A recent MedRxiv study found that mask mandates and the use of masks in the continental United States were “not associated with lower SARS-CoV-2 spread” during the global outbreak of the coronavirus last year.
Measuring total coronavirus case growth and public mask use with data provided by the Centers for Disease Control and Prevention and Institute for Health Metrics and Evaluation, the non-peer-reviewed study’s results ascertained that the growth rate of COVID-19 cases did not significantly vary between “mandate and non-mandate states.”
When exposed to higher transmission and spread, “surges were equivocal” across the separate states and “[m]ask mandates and use” could not be “associated with slower state-level COVID-19 spread during COVID-19 growth surges,” the researchers noted.
“Our findings do not support the hypothesis that SARS-CoV-2 transmission rates decrease with greater public mask use,” they continued. According to the researchers, coronavirus “transmission waves are independent of reported mask use,” and do not associate with case growth.
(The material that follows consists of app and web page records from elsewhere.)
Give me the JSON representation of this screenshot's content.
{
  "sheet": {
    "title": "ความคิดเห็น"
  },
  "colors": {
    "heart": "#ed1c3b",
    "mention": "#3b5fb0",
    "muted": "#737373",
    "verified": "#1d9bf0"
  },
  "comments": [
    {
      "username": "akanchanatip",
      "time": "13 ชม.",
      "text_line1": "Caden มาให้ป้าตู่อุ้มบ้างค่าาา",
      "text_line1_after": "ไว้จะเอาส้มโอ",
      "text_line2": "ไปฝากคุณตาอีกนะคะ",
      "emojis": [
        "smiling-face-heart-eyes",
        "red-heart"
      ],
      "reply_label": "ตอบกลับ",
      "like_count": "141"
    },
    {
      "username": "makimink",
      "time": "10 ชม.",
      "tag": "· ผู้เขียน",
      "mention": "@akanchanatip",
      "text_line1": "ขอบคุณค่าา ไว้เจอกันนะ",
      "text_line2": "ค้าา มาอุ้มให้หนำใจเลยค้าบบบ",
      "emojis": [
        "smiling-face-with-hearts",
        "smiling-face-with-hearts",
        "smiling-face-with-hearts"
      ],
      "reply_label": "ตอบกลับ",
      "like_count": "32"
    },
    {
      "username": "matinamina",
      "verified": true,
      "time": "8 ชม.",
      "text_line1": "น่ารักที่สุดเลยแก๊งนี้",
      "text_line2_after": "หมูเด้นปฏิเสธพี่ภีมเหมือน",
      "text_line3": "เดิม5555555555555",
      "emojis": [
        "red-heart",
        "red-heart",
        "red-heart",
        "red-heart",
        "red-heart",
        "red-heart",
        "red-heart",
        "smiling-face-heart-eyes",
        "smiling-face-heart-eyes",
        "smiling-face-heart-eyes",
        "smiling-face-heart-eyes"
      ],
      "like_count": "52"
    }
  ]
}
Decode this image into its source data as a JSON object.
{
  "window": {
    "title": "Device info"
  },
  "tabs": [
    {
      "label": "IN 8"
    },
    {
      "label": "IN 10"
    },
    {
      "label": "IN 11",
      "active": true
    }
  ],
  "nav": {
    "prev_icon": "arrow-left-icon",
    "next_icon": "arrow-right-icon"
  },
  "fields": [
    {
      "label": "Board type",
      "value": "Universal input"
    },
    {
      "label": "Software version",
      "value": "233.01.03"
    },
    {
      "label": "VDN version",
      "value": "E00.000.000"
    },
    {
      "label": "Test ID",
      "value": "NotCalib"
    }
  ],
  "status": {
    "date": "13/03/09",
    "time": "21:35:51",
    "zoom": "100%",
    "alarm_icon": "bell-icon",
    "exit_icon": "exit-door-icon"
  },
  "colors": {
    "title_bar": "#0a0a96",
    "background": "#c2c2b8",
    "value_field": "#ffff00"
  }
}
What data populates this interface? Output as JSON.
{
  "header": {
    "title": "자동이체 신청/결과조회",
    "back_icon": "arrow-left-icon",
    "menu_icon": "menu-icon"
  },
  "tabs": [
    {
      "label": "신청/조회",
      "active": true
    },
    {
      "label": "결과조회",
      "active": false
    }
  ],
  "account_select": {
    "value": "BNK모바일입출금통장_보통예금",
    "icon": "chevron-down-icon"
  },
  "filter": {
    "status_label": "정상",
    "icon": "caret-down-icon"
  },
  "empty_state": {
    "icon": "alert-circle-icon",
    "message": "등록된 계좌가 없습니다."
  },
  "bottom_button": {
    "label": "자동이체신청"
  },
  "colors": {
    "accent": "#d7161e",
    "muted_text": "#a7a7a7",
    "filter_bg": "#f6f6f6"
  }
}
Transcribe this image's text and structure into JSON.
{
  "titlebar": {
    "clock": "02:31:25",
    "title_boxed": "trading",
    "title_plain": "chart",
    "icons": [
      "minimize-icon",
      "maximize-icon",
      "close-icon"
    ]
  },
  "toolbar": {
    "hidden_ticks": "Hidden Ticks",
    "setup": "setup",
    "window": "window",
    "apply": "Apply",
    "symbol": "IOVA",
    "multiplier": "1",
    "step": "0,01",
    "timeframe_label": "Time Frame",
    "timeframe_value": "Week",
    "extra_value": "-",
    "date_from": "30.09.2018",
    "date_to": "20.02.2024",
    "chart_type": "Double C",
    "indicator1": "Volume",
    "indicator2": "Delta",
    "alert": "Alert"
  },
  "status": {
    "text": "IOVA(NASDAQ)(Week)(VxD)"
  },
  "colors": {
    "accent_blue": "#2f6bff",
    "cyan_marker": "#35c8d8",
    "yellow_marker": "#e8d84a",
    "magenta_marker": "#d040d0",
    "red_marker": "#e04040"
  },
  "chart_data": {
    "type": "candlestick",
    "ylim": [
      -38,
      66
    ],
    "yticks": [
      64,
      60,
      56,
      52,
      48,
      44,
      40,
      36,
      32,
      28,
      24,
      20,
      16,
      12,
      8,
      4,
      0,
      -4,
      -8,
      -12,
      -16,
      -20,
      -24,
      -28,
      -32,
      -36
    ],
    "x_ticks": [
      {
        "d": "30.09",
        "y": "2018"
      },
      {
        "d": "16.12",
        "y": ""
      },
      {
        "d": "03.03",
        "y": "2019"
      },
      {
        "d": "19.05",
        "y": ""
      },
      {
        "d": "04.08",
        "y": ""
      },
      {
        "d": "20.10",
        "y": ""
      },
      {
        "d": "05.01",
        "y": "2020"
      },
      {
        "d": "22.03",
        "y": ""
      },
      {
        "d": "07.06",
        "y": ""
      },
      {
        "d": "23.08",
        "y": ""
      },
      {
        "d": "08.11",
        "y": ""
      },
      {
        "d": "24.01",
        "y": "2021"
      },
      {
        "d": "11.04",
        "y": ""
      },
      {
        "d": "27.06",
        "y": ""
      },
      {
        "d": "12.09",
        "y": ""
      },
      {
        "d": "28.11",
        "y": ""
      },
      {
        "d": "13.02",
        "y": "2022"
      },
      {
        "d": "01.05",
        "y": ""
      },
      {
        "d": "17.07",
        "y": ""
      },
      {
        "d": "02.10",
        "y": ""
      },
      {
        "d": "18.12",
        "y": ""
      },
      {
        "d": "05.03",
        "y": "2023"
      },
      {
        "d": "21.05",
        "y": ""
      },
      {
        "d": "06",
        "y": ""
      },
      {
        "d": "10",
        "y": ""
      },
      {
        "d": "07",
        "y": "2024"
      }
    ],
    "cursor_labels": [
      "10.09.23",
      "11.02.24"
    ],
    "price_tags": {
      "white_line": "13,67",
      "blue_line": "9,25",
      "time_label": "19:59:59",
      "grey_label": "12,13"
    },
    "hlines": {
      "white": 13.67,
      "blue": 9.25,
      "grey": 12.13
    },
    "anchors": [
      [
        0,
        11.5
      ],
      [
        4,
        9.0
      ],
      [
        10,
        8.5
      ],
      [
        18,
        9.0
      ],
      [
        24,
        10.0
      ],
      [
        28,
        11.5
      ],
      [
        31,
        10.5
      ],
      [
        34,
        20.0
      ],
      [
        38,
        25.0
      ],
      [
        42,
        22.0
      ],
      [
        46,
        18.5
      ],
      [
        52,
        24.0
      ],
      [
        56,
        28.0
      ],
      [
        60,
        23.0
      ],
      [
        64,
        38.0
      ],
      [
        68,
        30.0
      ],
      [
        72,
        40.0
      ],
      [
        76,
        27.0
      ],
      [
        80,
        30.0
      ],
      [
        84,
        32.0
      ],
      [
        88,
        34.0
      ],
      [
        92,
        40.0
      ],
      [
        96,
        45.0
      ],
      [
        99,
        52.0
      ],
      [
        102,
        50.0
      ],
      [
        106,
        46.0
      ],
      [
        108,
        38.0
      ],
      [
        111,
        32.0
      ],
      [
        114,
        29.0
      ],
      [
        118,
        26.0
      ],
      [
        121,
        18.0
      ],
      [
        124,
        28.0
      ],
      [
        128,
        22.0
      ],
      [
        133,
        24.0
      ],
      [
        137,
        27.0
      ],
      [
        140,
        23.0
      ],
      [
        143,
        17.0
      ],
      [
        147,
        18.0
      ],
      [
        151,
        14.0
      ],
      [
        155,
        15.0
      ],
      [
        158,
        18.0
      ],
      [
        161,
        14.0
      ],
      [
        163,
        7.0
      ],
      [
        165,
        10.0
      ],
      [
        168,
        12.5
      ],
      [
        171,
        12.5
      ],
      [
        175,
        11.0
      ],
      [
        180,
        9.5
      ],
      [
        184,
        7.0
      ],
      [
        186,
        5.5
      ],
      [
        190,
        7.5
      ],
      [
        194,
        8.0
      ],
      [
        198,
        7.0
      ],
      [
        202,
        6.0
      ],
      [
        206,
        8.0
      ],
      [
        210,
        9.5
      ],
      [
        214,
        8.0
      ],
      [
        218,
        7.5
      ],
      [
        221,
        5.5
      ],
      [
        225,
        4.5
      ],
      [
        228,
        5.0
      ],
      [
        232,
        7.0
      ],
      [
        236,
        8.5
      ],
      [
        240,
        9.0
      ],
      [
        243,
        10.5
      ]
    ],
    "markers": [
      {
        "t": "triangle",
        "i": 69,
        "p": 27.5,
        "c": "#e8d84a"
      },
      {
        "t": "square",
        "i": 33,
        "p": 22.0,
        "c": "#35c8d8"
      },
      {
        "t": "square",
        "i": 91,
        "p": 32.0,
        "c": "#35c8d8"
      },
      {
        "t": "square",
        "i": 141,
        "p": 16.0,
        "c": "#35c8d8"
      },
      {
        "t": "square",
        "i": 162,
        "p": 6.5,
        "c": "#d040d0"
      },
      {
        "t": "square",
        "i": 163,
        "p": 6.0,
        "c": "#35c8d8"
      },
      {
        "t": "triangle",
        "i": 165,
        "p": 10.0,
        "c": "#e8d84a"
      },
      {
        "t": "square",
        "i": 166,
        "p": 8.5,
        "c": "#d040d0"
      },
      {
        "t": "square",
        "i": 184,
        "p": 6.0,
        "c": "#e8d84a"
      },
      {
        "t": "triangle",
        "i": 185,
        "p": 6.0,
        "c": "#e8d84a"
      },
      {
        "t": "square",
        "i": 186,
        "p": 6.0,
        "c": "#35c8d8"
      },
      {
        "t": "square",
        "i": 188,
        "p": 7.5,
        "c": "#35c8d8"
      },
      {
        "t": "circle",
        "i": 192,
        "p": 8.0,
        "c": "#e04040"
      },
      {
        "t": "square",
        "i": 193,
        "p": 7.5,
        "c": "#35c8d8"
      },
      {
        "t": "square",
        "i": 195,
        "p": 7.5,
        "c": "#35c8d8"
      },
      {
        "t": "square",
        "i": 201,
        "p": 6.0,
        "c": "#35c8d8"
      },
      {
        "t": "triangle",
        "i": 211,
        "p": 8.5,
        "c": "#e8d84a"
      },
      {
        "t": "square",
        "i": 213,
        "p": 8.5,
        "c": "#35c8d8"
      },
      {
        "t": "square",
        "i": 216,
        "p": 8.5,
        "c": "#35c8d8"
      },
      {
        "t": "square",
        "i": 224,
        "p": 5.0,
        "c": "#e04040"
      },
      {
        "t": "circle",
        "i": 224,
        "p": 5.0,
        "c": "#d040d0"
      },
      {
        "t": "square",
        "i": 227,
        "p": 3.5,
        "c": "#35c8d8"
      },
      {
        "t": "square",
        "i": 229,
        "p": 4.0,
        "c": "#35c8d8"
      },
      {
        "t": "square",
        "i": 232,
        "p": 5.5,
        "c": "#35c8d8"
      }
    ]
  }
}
“Case growth was independent of mandates at low and high rates of community spread, and mask use did not predict case growth during the Summer or Fall-Winter waves.”
This study is one of many to question the prevailing notion that mask mandates were proper predictors of virus mitigation during the initial months of the pandemic’s outbreak.
Read more at Western Journal